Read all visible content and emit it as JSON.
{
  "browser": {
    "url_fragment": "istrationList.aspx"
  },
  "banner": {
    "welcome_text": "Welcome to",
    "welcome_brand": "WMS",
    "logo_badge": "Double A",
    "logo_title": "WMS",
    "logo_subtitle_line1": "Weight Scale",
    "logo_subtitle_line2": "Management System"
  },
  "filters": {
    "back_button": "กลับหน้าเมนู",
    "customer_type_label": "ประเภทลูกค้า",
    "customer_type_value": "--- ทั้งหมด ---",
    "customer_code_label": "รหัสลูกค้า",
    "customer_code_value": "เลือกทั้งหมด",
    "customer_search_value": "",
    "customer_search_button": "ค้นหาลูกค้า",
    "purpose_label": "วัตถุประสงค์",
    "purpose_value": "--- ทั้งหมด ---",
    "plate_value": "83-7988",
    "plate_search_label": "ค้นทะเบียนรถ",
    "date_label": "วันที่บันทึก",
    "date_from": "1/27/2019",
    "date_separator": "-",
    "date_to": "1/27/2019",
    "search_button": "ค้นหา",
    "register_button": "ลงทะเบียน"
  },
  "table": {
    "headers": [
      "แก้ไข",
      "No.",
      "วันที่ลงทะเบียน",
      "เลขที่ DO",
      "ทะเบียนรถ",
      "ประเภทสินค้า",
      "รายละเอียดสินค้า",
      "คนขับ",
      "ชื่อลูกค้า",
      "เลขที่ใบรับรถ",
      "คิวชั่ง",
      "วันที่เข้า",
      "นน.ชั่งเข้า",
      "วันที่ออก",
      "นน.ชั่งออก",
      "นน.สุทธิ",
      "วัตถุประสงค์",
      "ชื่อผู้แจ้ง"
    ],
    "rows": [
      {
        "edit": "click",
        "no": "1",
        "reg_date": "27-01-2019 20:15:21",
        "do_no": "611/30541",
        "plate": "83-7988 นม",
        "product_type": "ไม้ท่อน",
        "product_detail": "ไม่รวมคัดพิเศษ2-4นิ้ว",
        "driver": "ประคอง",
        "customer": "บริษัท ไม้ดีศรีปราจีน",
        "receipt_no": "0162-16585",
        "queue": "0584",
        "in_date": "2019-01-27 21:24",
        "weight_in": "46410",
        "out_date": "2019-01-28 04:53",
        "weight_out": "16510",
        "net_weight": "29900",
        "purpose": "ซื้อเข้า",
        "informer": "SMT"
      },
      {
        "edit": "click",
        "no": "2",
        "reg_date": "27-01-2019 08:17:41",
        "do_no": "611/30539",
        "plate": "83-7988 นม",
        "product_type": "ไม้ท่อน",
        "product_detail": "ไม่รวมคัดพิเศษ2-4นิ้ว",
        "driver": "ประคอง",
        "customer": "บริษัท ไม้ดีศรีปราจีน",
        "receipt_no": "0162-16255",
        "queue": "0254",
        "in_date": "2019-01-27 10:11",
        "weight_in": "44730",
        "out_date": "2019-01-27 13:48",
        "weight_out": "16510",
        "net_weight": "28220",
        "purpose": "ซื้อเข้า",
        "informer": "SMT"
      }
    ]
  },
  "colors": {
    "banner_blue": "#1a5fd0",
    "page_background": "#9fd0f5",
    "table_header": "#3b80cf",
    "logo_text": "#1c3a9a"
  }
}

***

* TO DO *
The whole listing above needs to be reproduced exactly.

* RESULT OF THIS TASK *
Read all visible content and emit it as JSON.
{
  "browser": {
    "url_fragment": "istrationList.aspx"
  },
  "banner": {
    "welcome_text": "Welcome to",
    "welcome_brand": "WMS",
    "logo_badge": "Double A",
    "logo_title": "WMS",
    "logo_subtitle_line1": "Weight Scale",
    "logo_subtitle_line2": "Management System"
  },
  "filters": {
    "back_button": "กลับหน้าเมนู",
    "customer_type_label": "ประเภทลูกค้า",
    "customer_type_value": "--- ทั้งหมด ---",
    "customer_code_label": "รหัสลูกค้า",
    "customer_code_value": "เลือกทั้งหมด",
    "customer_search_value": "",
    "customer_search_button": "ค้นหาลูกค้า",
    "purpose_label": "วัตถุประสงค์",
    "purpose_value": "--- ทั้งหมด ---",
    "plate_value": "83-7988",
    "plate_search_label": "ค้นทะเบียนรถ",
    "date_label": "วันที่บันทึก",
    "date_from": "1/27/2019",
    "date_separator": "-",
    "date_to": "1/27/2019",
    "search_button": "ค้นหา",
    "register_button": "ลงทะเบียน"
  },
  "table": {
    "headers": [
      "แก้ไข",
      "No.",
      "วันที่ลงทะเบียน",
      "เลขที่ DO",
      "ทะเบียนรถ",
      "ประเภทสินค้า",
      "รายละเอียดสินค้า",
      "คนขับ",
      "ชื่อลูกค้า",
      "เลขที่ใบรับรถ",
      "คิวชั่ง",
      "วันที่เข้า",
      "นน.ชั่งเข้า",
      "วันที่ออก",
      "นน.ชั่งออก",
      "นน.สุทธิ",
      "วัตถุประสงค์",
      "ชื่อผู้แจ้ง"
    ],
    "rows": [
      {
        "edit": "click",
        "no": "1",
        "reg_date": "27-01-2019 20:15:21",
        "do_no": "611/30541",
        "plate": "83-7988 นม",
        "product_type": "ไม้ท่อน",
        "product_detail": "ไม่รวมคัดพิเศษ2-4นิ้ว",
        "driver": "ประคอง",
        "customer": "บริษัท ไม้ดีศรีปราจีน",
        "receipt_no": "0162-16585",
        "queue": "0584",
        "in_date": "2019-01-27 21:24",
        "weight_in": "46410",
        "out_date": "2019-01-28 04:53",
        "weight_out": "16510",
        "net_weight": "29900",
        "purpose": "ซื้อเข้า",
        "informer": "SMT"
      },
      {
        "edit": "click",
        "no": "2",
        "reg_date": "27-01-2019 08:17:41",
        "do_no": "611/30539",
        "plate": "83-7988 นม",
        "product_type": "ไม้ท่อน",
        "product_detail": "ไม่รวมคัดพิเศษ2-4นิ้ว",
        "driver": "ประคอง",
        "customer": "บริษัท ไม้ดีศรีปราจีน",
        "receipt_no": "0162-16255",
        "queue": "0254",
        "in_date": "2019-01-27 10:11",
        "weight_in": "44730",
        "out_date": "2019-01-27 13:48",
        "weight_out": "16510",
        "net_weight": "28220",
        "purpose": "ซื้อเข้า",
        "informer": "SMT"
      }
    ]
  },
  "colors": {
    "banner_blue": "#1a5fd0",
    "page_background": "#9fd0f5",
    "table_header": "#3b80cf",
    "logo_text": "#1c3a9a"
  }
}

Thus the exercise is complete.